GOAL OF THE EXERCISE: Check every line of the data below for the word "JSON". Copy the ones that have it.

RECORDS TO USE:
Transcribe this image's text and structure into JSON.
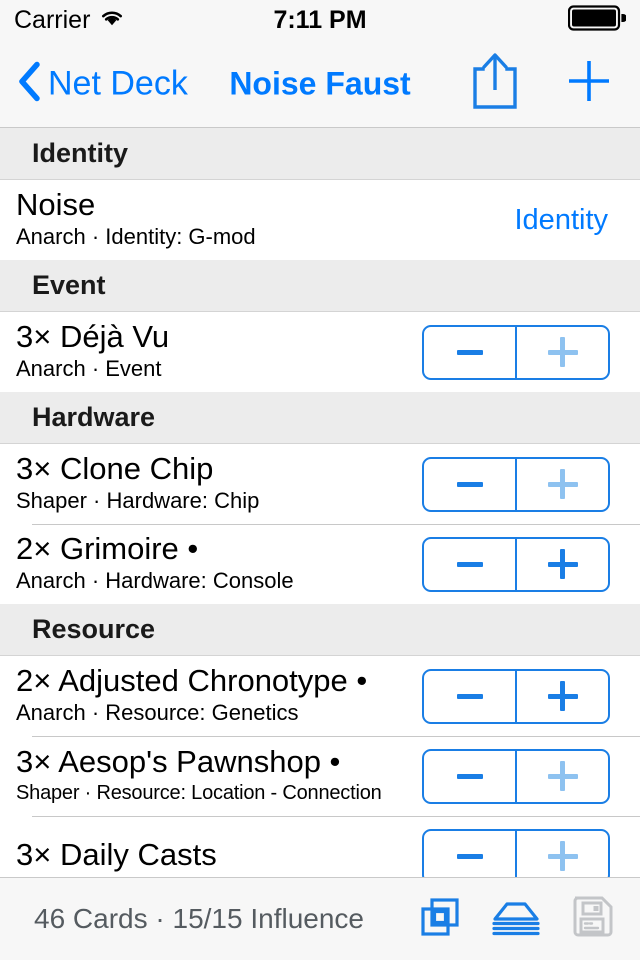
{
  "status_bar": {
    "carrier": "Carrier",
    "wifi_icon": "wifi-icon",
    "time": "7:11 PM",
    "battery_icon": "battery-full-icon"
  },
  "nav_bar": {
    "back_icon": "chevron-left-icon",
    "back_label": "Net Deck",
    "title": "Noise Faust",
    "share_icon": "share-icon",
    "add_icon": "plus-icon"
  },
  "colors": {
    "accent": "#007AFF",
    "stepper_border": "#1A7EE5",
    "stepper_disabled": "#8EC2F0",
    "section_header_bg": "#ECECEC",
    "chrome_bg": "#F7F7F7",
    "toolbar_text": "#555B60",
    "disabled_icon": "#C7C7CC"
  },
  "sections": [
    {
      "title": "Identity",
      "rows": [
        {
          "title": "Noise",
          "subtitle": "Anarch · Identity: G-mod",
          "accessory_type": "text",
          "accessory_label": "Identity"
        }
      ]
    },
    {
      "title": "Event",
      "rows": [
        {
          "title": "3× Déjà Vu",
          "subtitle": "Anarch · Event",
          "accessory_type": "stepper",
          "minus_enabled": true,
          "plus_enabled": false
        }
      ]
    },
    {
      "title": "Hardware",
      "rows": [
        {
          "title": "3× Clone Chip",
          "subtitle": "Shaper · Hardware: Chip",
          "accessory_type": "stepper",
          "minus_enabled": true,
          "plus_enabled": false
        },
        {
          "title": "2× Grimoire •",
          "subtitle": "Anarch · Hardware: Console",
          "accessory_type": "stepper",
          "minus_enabled": true,
          "plus_enabled": true
        }
      ]
    },
    {
      "title": "Resource",
      "rows": [
        {
          "title": "2× Adjusted Chronotype •",
          "subtitle": "Anarch · Resource: Genetics",
          "accessory_type": "stepper",
          "minus_enabled": true,
          "plus_enabled": true
        },
        {
          "title": "3× Aesop's Pawnshop •",
          "subtitle": "Shaper · Resource: Location - Connection",
          "subtitle_shrink": true,
          "accessory_type": "stepper",
          "minus_enabled": true,
          "plus_enabled": false
        },
        {
          "title": "3× Daily Casts",
          "subtitle": "",
          "accessory_type": "stepper",
          "minus_enabled": true,
          "plus_enabled": false,
          "clipped": true
        }
      ]
    }
  ],
  "toolbar": {
    "status": "46 Cards · 15/15 Influence",
    "buttons": [
      {
        "icon": "copy-cards-icon",
        "enabled": true
      },
      {
        "icon": "deck-stack-icon",
        "enabled": true
      },
      {
        "icon": "save-floppy-icon",
        "enabled": false
      }
    ]
  }
}
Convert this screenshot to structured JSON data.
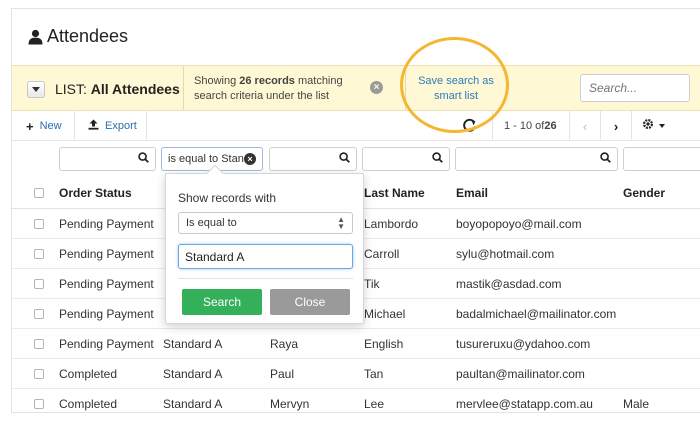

SOLUTION TO THIS PROBLEM:
Transcribe this image's text and structure into JSON.
Convert this screenshot to structured JSON data.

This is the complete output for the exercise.